• To do:
Once the pictures are removed, restate the data below word for word.

• Provided entries:
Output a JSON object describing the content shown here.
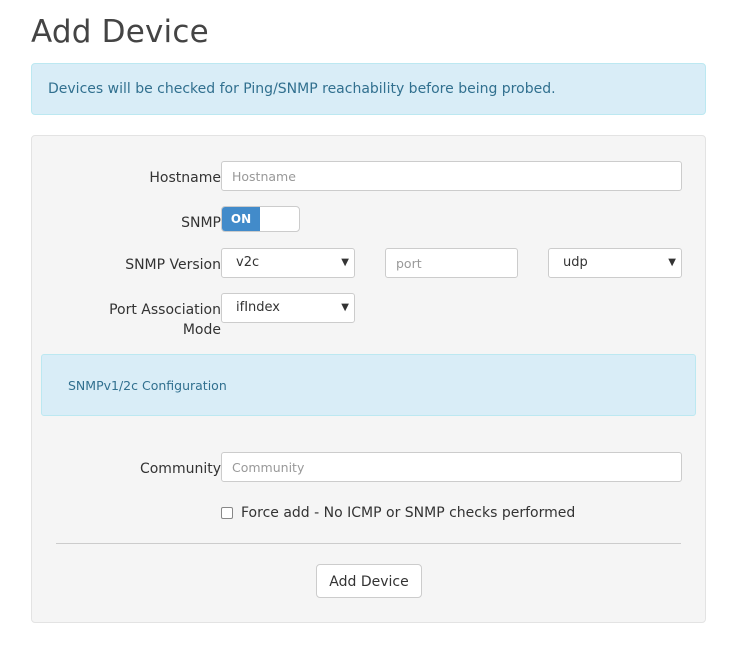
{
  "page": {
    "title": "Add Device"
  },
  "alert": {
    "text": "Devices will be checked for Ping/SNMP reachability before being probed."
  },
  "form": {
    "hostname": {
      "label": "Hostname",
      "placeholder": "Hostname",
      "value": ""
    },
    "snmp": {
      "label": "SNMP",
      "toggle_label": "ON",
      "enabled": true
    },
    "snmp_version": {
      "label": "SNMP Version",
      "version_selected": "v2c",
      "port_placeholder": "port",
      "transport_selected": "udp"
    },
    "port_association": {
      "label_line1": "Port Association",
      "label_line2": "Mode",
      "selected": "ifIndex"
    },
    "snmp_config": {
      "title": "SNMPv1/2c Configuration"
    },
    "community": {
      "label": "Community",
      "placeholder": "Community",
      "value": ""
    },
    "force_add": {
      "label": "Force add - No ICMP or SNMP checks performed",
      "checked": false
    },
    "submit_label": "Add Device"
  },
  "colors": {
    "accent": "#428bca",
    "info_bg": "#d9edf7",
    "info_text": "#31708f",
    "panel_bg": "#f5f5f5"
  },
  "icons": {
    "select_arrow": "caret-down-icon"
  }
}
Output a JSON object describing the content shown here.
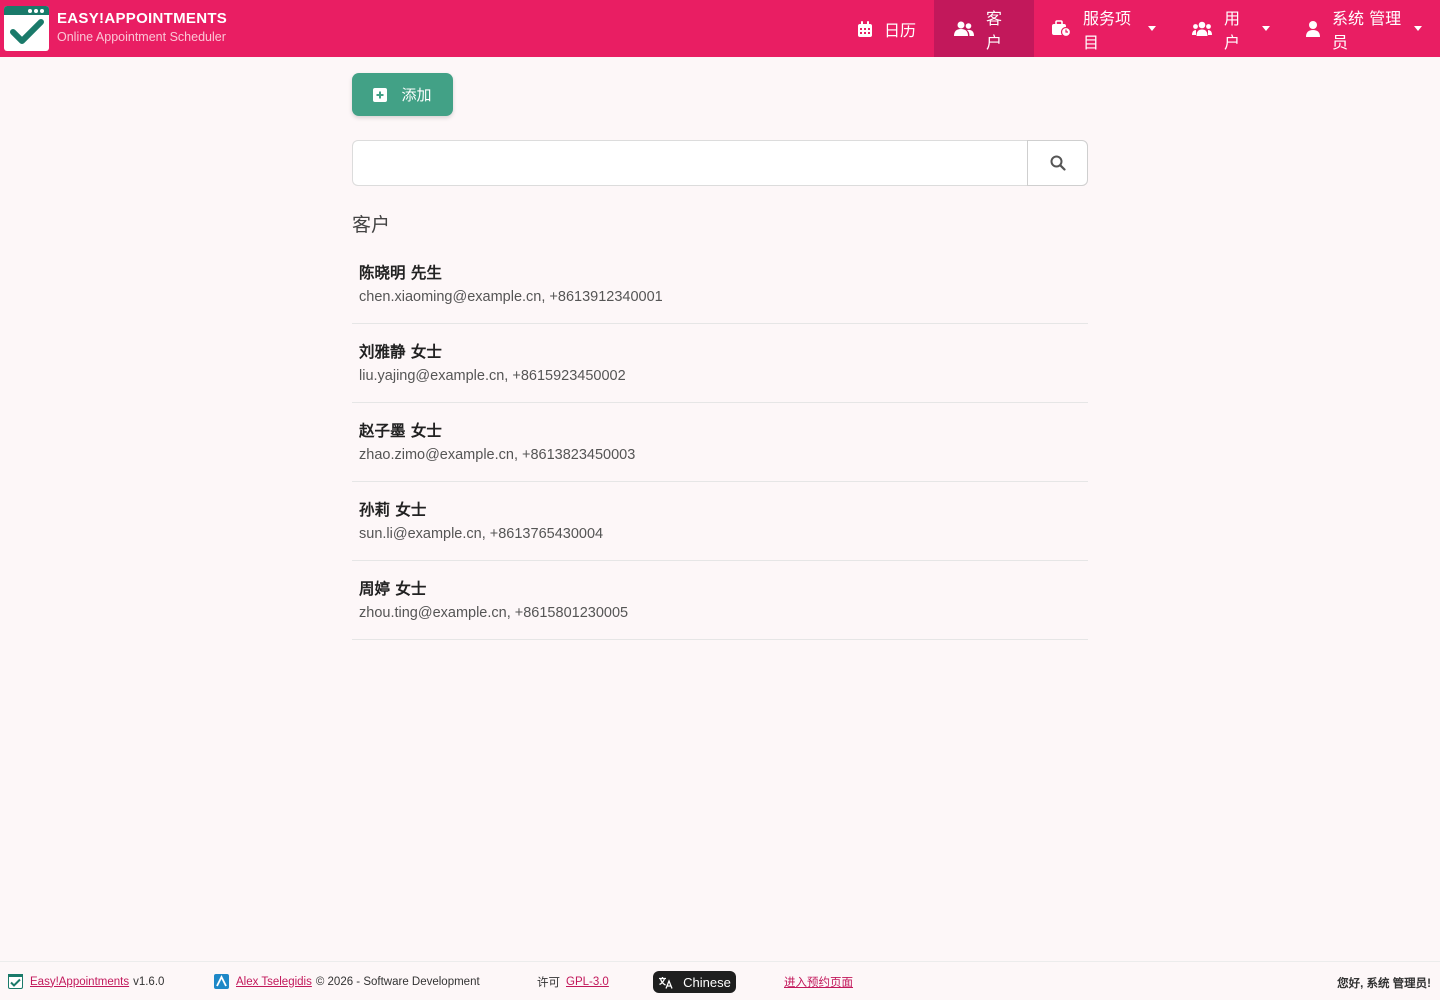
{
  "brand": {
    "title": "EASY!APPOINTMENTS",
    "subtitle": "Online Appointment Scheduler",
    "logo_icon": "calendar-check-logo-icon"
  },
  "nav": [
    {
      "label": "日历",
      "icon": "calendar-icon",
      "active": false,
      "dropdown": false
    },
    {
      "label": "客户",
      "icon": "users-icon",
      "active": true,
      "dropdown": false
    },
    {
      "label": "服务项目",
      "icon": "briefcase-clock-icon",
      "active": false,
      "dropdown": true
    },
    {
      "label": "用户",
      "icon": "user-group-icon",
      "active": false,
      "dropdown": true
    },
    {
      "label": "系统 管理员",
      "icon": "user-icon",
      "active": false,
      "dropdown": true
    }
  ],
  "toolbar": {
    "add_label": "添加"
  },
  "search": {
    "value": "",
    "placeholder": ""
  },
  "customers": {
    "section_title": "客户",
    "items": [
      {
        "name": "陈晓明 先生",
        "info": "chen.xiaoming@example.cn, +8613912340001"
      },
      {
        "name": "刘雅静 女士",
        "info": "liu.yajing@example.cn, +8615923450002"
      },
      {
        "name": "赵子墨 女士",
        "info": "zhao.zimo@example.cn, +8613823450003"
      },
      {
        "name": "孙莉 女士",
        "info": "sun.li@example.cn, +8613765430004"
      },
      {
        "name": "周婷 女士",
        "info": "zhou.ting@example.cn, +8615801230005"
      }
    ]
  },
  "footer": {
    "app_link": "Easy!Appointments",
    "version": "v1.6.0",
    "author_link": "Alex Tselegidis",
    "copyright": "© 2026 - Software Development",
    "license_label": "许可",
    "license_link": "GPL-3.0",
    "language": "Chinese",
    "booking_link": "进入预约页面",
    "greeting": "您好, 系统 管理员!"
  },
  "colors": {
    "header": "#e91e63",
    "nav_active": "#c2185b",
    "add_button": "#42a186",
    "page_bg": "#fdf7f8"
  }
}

• Answer to this problem:
Output a JSON object describing the content shown here.
{
  "page": {
    "title": "Add Device"
  },
  "alert": {
    "text": "Devices will be checked for Ping/SNMP reachability before being probed."
  },
  "form": {
    "hostname": {
      "label": "Hostname",
      "placeholder": "Hostname",
      "value": ""
    },
    "snmp": {
      "label": "SNMP",
      "toggle_label": "ON",
      "enabled": true
    },
    "snmp_version": {
      "label": "SNMP Version",
      "version_selected": "v2c",
      "port_placeholder": "port",
      "transport_selected": "udp"
    },
    "port_association": {
      "label_line1": "Port Association",
      "label_line2": "Mode",
      "selected": "ifIndex"
    },
    "snmp_config": {
      "title": "SNMPv1/2c Configuration"
    },
    "community": {
      "label": "Community",
      "placeholder": "Community",
      "value": ""
    },
    "force_add": {
      "label": "Force add - No ICMP or SNMP checks performed",
      "checked": false
    },
    "submit_label": "Add Device"
  },
  "colors": {
    "accent": "#428bca",
    "info_bg": "#d9edf7",
    "info_text": "#31708f",
    "panel_bg": "#f5f5f5"
  },
  "icons": {
    "select_arrow": "caret-down-icon"
  }
}
Output a JSON object describing the content shown here.
{
  "brand": {
    "title": "EASY!APPOINTMENTS",
    "subtitle": "Online Appointment Scheduler",
    "logo_icon": "calendar-check-logo-icon"
  },
  "nav": [
    {
      "label": "日历",
      "icon": "calendar-icon",
      "active": false,
      "dropdown": false
    },
    {
      "label": "客户",
      "icon": "users-icon",
      "active": true,
      "dropdown": false
    },
    {
      "label": "服务项目",
      "icon": "briefcase-clock-icon",
      "active": false,
      "dropdown": true
    },
    {
      "label": "用户",
      "icon": "user-group-icon",
      "active": false,
      "dropdown": true
    },
    {
      "label": "系统 管理员",
      "icon": "user-icon",
      "active": false,
      "dropdown": true
    }
  ],
  "toolbar": {
    "add_label": "添加"
  },
  "search": {
    "value": "",
    "placeholder": ""
  },
  "customers": {
    "section_title": "客户",
    "items": [
      {
        "name": "陈晓明 先生",
        "info": "chen.xiaoming@example.cn, +8613912340001"
      },
      {
        "name": "刘雅静 女士",
        "info": "liu.yajing@example.cn, +8615923450002"
      },
      {
        "name": "赵子墨 女士",
        "info": "zhao.zimo@example.cn, +8613823450003"
      },
      {
        "name": "孙莉 女士",
        "info": "sun.li@example.cn, +8613765430004"
      },
      {
        "name": "周婷 女士",
        "info": "zhou.ting@example.cn, +8615801230005"
      }
    ]
  },
  "footer": {
    "app_link": "Easy!Appointments",
    "version": "v1.6.0",
    "author_link": "Alex Tselegidis",
    "copyright": "© 2026 - Software Development",
    "license_label": "许可",
    "license_link": "GPL-3.0",
    "language": "Chinese",
    "booking_link": "进入预约页面",
    "greeting": "您好, 系统 管理员!"
  },
  "colors": {
    "header": "#e91e63",
    "nav_active": "#c2185b",
    "add_button": "#42a186",
    "page_bg": "#fdf7f8"
  }
}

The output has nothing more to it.